Battery technology has come a long way over the centuries. Copper and lime or lemon juice has given way to exotic metals such as nickel and metal hydride. If you're curious about how batteries are made, what makes them work, or how to extend their lives, this is the right guide for you.
Battery technology has come a long way since the days of the citric juice and clay pot batteries that archaeologists believe the ancient Egyptians designed thousands of years ago. There are many different types of batteries, with almost as many applications as there are battery types. This guide references a wealth of information regarding alkaline and rechargeable batteries. Whether you’re just looking to find out how batteries work or you’re looking for the best battery for your laptop or cell phone, you’ll find referenced here an article that will help you make that decision. You’ll also discover ways to help extend your battery’s life and how to recycle your batteries responsibly when they are no longer any use to you..

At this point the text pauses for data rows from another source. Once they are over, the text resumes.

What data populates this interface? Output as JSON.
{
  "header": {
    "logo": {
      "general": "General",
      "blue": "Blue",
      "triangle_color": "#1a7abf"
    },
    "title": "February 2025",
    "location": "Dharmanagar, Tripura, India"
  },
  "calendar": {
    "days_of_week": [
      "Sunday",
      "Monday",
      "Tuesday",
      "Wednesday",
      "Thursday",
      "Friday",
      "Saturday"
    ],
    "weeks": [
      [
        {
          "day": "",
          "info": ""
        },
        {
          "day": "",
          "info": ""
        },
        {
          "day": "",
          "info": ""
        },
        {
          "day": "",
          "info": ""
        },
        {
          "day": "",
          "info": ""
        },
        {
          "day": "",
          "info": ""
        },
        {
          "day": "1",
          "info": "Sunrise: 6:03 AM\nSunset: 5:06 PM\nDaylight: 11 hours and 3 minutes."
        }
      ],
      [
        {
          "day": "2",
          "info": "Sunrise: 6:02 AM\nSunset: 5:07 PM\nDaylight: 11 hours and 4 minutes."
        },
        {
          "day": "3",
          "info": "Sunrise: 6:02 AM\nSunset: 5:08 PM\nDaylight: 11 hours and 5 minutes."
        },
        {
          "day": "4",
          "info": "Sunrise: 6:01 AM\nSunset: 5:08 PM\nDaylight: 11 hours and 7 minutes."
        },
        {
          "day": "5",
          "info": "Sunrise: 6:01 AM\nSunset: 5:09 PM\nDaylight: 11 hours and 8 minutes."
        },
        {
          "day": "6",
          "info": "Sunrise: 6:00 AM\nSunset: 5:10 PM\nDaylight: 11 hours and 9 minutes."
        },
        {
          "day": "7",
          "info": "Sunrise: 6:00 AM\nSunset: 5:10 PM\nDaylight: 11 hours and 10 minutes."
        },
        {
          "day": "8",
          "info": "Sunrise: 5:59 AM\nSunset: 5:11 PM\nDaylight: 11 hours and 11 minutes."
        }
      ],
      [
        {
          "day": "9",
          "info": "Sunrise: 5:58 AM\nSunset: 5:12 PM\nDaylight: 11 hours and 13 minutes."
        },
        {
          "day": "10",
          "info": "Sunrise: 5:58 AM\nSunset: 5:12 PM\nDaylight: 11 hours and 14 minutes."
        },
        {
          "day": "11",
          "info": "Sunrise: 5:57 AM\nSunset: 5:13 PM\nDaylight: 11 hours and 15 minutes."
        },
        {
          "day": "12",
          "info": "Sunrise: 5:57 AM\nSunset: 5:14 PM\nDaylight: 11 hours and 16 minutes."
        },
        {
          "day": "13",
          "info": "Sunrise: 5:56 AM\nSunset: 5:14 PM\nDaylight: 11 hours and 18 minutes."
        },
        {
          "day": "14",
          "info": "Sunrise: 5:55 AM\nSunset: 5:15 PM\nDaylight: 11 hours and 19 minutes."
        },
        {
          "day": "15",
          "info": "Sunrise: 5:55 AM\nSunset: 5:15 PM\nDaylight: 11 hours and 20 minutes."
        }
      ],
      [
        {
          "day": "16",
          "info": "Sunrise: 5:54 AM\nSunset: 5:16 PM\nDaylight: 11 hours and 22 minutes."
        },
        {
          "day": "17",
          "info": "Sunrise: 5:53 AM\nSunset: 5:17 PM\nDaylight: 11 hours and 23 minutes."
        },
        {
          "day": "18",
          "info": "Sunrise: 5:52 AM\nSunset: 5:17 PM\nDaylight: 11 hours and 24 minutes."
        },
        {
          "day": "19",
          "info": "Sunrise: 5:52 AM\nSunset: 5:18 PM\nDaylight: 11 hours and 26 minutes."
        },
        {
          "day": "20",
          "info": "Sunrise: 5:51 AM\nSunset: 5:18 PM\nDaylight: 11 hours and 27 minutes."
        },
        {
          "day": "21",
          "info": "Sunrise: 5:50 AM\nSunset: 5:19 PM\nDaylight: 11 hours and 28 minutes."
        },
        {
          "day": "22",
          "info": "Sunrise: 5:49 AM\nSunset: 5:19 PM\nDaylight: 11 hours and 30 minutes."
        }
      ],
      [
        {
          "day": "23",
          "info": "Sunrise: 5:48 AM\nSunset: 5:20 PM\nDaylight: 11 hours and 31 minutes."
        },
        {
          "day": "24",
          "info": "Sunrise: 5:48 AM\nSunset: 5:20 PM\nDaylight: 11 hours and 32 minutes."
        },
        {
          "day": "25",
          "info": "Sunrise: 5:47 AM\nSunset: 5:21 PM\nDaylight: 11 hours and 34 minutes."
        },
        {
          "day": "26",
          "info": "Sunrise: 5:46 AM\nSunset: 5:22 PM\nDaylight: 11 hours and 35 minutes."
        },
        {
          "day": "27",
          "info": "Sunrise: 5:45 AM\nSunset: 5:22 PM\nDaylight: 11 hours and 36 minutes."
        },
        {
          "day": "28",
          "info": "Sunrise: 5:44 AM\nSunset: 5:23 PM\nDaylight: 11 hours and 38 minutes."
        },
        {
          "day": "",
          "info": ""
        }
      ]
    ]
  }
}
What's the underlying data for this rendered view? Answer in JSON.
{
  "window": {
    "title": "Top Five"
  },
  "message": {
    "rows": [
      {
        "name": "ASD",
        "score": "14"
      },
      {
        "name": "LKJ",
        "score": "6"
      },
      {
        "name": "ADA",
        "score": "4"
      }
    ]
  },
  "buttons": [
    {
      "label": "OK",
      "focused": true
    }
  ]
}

Different Types of Automotive Batteries
Alkaline Battery Construction
About Rechargeable Batteries
Rechargeable batteries are unique in that when they go dead, you can, with the right equipment, induce a complete new charge into them, allowing you to use them again. Some rechargeable batteries, such as car batteries, allow for the battery to be discharged and recharged thousands of times over the lifetime of the battery. Batteries for personal electronic devices, such as MP3 players, digital cameras, cell phones, flashlights, and portable stereos, can normally be recharged as many as one thousand times. You’ll find information on how to care for rechargeable batteries and extend their usable life. You’ll also find some information on how rechargeable batteries are rechargeable. Wondering why your rechargeable batteries aren’t holding a charge for as long as they should? You’ll read some useful troubleshooting tips so that you can have a chance to regain some of that usable life back.
A Guide to Rechargeable Batteries (for Electronic Devices)
How Do Rechargeable Batteries Work? Recycling Battery Life Span (in Electronics Engineering)
Troubleshooting a Battery That Won't Hold a Charge (in Photography)
Special Considerations in Marine Battery Applications
Batteries have been used in ships for a quite a long time. The original submarines that weren’t human-powered were powered by batteries. However, these early batteries had a major drawback that sometimes proved fatal to the sub’s crew: Exposure of the batteries to salt water, even in small quantities, caused the generation of deadly chlorine gas. Marine battery technology has evolved over the years. Referenced below you’ll find lists of battery types that are in use in marine applications as well as information on how these batteries are maintained aboard ship. Anchors Aweigh, matey!
Batteries Used On Ships
Battery Selection For Marine Purposes
How Is Battery Maintenance Done Onboard Ships?
Responsible Battery Recycling
Environmental responsibility is high on many peoples’ lists these days. The chemicals used in batteries, whether they’re regular alkaline batteries or one of the many varieties of rechargeable batteries, can cause severe problems to ground water sources and the ground in and around where they’re improperly disposed of. Referenced below you’ll find a wealth of information regarding the process by which batteries are recycled as well as information on how you can responsibly recycle your used batteries when you’re through with them.
How To Dispose & Recycle Used Batteries
How to Recycle Hearing Aid Batteries
Recycling of Lead Acid Batteries - What's Involved
Large scale utility battery (Efron Electric Accumulator) image courtesy wikimedia commons:
Alkaline battery cutaway image courtesy wikimedia commons:
Batteries inside a battery image courtesy wikimedia commons:
Nickel-Cadmium (Ni-Cad) Traction Battery image courtesy wikimedia commons:
Typical car battery image courtesy wikimedia commons:
Lithium-ion (Li-ion) traction battery (electric car battery) image courtesy of wikimedia commons:
Energizer batteries image courtesy wikimedia commons:
Button cell batteries image courtesy of wikimedia commons: